The surface roughening of sheet or strip that develops on subsequent cold deformation if the grain size is too coarse. The appearance is similar to the skin of an orange.

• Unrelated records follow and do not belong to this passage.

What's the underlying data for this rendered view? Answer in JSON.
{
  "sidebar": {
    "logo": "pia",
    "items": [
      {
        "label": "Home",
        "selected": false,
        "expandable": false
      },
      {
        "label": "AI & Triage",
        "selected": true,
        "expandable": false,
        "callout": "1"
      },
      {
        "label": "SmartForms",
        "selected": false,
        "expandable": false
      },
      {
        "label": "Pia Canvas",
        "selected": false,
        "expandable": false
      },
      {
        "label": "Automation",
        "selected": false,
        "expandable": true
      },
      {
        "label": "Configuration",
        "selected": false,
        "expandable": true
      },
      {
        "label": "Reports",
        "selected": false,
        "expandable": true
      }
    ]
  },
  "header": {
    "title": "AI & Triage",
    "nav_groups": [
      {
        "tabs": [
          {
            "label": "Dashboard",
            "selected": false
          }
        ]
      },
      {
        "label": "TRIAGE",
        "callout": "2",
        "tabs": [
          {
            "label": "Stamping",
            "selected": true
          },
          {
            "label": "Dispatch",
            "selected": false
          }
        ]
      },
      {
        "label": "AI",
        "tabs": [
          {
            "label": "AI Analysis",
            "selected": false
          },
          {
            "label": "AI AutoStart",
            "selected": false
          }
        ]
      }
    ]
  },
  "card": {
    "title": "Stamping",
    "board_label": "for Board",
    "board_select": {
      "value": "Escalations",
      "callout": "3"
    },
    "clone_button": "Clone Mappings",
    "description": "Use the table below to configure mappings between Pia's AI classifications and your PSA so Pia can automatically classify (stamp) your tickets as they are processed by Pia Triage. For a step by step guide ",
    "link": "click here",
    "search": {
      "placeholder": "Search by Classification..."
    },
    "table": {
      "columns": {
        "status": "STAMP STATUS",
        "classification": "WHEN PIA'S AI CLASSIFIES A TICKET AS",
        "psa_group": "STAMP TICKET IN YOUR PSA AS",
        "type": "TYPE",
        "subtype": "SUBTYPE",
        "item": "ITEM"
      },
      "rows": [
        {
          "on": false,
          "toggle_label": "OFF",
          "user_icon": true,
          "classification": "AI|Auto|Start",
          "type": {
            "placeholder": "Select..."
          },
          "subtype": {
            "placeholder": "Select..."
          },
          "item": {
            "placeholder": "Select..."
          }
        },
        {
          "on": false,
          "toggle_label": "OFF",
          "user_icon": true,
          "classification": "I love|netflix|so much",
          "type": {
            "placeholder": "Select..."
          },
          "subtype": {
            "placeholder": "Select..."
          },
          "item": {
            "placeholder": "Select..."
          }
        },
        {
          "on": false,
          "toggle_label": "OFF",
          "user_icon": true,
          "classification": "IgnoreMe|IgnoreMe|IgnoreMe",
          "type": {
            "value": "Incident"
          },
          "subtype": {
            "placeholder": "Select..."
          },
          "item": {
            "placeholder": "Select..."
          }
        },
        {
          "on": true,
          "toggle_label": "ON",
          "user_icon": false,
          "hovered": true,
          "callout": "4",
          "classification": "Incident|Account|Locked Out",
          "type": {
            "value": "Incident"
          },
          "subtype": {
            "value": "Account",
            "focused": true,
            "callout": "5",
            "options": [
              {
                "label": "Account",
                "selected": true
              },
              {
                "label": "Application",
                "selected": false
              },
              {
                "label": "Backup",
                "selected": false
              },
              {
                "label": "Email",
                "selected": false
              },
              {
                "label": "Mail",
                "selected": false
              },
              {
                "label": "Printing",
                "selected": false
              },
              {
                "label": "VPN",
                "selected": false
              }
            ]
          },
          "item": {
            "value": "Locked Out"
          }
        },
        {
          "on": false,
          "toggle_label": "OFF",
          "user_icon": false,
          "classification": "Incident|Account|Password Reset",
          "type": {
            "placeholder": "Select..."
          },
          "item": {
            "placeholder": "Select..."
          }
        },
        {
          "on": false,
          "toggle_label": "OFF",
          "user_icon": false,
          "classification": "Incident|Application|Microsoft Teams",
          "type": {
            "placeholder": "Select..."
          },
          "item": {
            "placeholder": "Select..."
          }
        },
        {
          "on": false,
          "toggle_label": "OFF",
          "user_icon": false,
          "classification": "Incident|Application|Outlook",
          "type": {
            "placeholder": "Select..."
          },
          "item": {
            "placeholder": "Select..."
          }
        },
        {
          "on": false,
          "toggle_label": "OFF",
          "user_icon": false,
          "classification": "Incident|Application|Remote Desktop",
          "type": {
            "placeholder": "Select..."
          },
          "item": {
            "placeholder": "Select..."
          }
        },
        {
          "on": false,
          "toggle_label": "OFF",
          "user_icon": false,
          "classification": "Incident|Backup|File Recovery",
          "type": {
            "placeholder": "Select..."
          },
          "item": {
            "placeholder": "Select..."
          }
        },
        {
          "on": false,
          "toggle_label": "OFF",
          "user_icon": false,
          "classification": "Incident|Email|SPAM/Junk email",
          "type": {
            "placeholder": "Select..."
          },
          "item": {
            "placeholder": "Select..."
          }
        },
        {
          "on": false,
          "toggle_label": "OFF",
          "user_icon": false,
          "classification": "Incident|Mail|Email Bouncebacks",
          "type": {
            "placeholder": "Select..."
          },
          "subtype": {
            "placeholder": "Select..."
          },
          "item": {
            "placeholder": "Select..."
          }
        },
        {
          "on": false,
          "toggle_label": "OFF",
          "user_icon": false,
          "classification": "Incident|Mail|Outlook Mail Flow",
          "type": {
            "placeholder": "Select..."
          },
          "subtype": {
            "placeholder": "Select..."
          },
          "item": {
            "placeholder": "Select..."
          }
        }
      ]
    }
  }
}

Generally it is the oxide layer spontaneously formed on the surface of a metal or alloy by its reaction with the oxygen in the atmosphere. Specifically in stainless steels it is the protective chromium oxide film that forms on alloys containing more than 10.5% chromium that is impervious to many corroding media. It is why stainless steels are “stainless”.